Norm referenced scores are used to compare a learner’s performance to that of an appropriate reference group. Grade equivalence and scale scores are types of norm referenced scores that can be used for this purpose when CAAT has been administered. Grade equivalence relate learners’ scores to the typical performance of a number of groups of adults in specified grade tested in a given month of the school year. The CAAT grade equivalence ranges from K.0 to 12.9 with grade equivalence higher than 12.9 designated as post secondary. Despite the limitations, grade equivalence scores can provide an indication as to the approximate level at which adult instruction can be initiated.
CAAT scaled scores express performance on subtests and totals that extend across levels. For example, since the Reading Comprehension subtest appears in all three levels of CAAT, scaled scores for this subtest are comparable from level A to level B. to level C to level D. The continued nature of the scale and its equal interval property makes scale scores particularly suitable for studying change over an instructional period, regardless of the level of CAAT that was taken before and after instruction.
Qualification Level B:
Tests may be purchased by individuals with:
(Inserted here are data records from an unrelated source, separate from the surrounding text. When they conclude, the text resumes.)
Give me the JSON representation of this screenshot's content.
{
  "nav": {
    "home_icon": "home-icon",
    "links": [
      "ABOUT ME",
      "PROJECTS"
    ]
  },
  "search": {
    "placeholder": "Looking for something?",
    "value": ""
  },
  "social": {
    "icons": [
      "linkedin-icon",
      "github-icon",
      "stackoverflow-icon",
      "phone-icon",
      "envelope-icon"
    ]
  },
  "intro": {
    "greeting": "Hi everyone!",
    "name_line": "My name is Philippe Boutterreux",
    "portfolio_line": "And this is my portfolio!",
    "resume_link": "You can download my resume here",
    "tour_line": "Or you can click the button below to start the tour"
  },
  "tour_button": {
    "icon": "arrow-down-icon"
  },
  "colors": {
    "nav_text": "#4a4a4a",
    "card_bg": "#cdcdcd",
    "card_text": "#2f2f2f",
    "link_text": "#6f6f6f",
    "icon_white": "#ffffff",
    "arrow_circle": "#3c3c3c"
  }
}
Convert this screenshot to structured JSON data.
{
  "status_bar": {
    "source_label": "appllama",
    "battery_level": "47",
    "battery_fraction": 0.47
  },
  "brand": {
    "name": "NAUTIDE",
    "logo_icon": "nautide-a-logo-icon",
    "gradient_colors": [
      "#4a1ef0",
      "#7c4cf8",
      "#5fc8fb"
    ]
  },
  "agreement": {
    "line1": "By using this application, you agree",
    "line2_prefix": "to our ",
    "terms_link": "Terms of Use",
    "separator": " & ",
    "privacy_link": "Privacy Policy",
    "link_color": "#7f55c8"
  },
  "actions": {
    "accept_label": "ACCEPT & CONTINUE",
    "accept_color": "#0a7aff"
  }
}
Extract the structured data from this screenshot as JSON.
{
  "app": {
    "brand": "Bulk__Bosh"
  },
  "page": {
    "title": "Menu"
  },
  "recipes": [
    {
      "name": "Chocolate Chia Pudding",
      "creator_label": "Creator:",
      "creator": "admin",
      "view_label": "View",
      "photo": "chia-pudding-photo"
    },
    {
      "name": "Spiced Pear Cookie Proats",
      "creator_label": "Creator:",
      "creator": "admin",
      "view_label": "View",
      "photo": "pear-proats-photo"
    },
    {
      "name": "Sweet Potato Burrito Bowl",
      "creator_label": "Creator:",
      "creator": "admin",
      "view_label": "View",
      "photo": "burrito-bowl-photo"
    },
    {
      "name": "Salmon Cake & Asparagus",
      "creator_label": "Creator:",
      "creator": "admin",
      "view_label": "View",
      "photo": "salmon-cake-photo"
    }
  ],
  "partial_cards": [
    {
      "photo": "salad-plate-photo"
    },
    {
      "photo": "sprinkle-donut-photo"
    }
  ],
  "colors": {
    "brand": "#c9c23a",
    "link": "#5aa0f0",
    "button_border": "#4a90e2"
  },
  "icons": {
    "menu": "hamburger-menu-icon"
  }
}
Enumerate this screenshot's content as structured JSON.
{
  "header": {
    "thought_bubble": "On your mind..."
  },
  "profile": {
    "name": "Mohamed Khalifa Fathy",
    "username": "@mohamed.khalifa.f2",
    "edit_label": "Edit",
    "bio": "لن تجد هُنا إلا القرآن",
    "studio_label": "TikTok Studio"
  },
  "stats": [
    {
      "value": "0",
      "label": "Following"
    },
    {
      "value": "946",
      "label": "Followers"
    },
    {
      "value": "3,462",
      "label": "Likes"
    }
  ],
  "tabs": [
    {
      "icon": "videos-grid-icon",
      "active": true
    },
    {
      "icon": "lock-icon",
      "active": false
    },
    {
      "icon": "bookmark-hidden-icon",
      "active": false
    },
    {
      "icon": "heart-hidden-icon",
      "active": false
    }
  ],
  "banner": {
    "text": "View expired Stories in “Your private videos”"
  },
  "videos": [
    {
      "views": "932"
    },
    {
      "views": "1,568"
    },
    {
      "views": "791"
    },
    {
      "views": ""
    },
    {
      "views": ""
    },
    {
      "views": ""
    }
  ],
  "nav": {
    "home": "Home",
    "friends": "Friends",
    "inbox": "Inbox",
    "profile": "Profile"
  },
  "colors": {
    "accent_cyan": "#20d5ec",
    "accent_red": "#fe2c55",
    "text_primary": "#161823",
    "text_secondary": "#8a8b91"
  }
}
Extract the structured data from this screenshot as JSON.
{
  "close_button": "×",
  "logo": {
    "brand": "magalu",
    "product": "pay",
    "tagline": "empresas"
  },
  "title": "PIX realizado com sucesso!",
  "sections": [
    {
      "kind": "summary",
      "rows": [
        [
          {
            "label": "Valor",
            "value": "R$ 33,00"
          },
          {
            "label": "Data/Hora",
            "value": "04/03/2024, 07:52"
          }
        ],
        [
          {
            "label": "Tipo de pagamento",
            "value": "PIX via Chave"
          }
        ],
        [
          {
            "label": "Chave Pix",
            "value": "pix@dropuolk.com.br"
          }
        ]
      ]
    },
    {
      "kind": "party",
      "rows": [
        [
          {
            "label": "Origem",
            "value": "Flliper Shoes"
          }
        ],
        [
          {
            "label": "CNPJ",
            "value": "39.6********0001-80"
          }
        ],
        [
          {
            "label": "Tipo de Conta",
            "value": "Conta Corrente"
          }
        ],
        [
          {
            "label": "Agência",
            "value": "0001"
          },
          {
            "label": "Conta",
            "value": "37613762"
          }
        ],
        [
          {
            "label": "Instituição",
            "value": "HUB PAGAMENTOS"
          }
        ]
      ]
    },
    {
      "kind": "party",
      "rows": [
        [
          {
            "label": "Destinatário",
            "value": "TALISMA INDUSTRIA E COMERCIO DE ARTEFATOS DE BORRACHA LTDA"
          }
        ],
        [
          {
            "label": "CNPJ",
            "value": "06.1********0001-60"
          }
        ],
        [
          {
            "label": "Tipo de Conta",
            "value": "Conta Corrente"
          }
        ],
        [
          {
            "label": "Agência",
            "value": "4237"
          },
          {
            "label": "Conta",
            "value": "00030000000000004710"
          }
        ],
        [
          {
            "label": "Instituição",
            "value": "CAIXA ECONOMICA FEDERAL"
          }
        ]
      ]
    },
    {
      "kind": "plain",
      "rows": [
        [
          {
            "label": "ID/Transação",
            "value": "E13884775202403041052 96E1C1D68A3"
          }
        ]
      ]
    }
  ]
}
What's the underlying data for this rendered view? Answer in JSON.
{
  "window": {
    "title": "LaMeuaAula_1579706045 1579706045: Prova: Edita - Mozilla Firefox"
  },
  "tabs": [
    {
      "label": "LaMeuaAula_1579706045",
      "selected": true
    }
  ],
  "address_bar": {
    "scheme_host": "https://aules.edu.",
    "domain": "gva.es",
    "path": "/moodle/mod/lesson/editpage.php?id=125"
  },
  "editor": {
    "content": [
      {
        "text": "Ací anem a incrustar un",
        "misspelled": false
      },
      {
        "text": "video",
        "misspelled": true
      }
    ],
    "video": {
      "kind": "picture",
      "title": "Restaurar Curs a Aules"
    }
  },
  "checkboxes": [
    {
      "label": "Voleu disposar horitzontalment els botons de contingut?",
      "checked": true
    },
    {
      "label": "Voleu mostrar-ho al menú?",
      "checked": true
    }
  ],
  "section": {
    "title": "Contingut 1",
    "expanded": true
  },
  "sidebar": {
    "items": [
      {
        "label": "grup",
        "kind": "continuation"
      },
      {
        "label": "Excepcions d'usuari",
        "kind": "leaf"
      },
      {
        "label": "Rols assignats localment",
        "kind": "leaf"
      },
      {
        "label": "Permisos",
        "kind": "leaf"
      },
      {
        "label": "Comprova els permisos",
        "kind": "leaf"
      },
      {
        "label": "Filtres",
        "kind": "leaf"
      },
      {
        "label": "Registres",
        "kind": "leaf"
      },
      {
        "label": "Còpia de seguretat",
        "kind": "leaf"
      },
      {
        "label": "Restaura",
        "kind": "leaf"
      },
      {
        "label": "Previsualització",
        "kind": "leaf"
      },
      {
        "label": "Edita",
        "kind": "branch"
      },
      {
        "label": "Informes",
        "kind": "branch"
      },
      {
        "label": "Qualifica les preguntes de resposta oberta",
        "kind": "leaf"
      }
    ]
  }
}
A Master’s degree in psychology, education, occupational therapy, speech-language pathology, social work, or in a field closely related to the intended use of the assessment, and formal training in the ethical administration, scoring, and interpretation of clinical assessments.
Certification by or full active membership in a professional organization such as the Canadian Association of Speech-Language Pathologists and Audiologists (CASLPA), the Canadian Association of Occupational Therapists (CAOT), the Ontario Association of Consultants, Counsellors, Psychometrics and Psychotherapists (OACCPP), or other North American organizations such as the Canadian Counselling and Psychotherapy Association (CCPA), the American Counselling Association (ACA), the American Educational Research Association (AERA), the Council for Exceptional Children (CEC), the National Council on Measurement in Education (NCME), the American Speech-Language-Hearing Association (ASHA) or the American Occupational Therapy Association (AOTA), that requires training and experience in the relevant area of assessment.
A degree or license to practice in the healthcare or allied healthcare field.
Formal, supervised mental health, speech/language, occupational therapy, and/or educational training specific to assessing children, or in infant and child development, and formal training in the ethical administration, scoring, and interpretation of clinical assessments.
© Pearson Canada Assessment Inc.
Not sure which test fits your needs?
We can help you to make the right choice.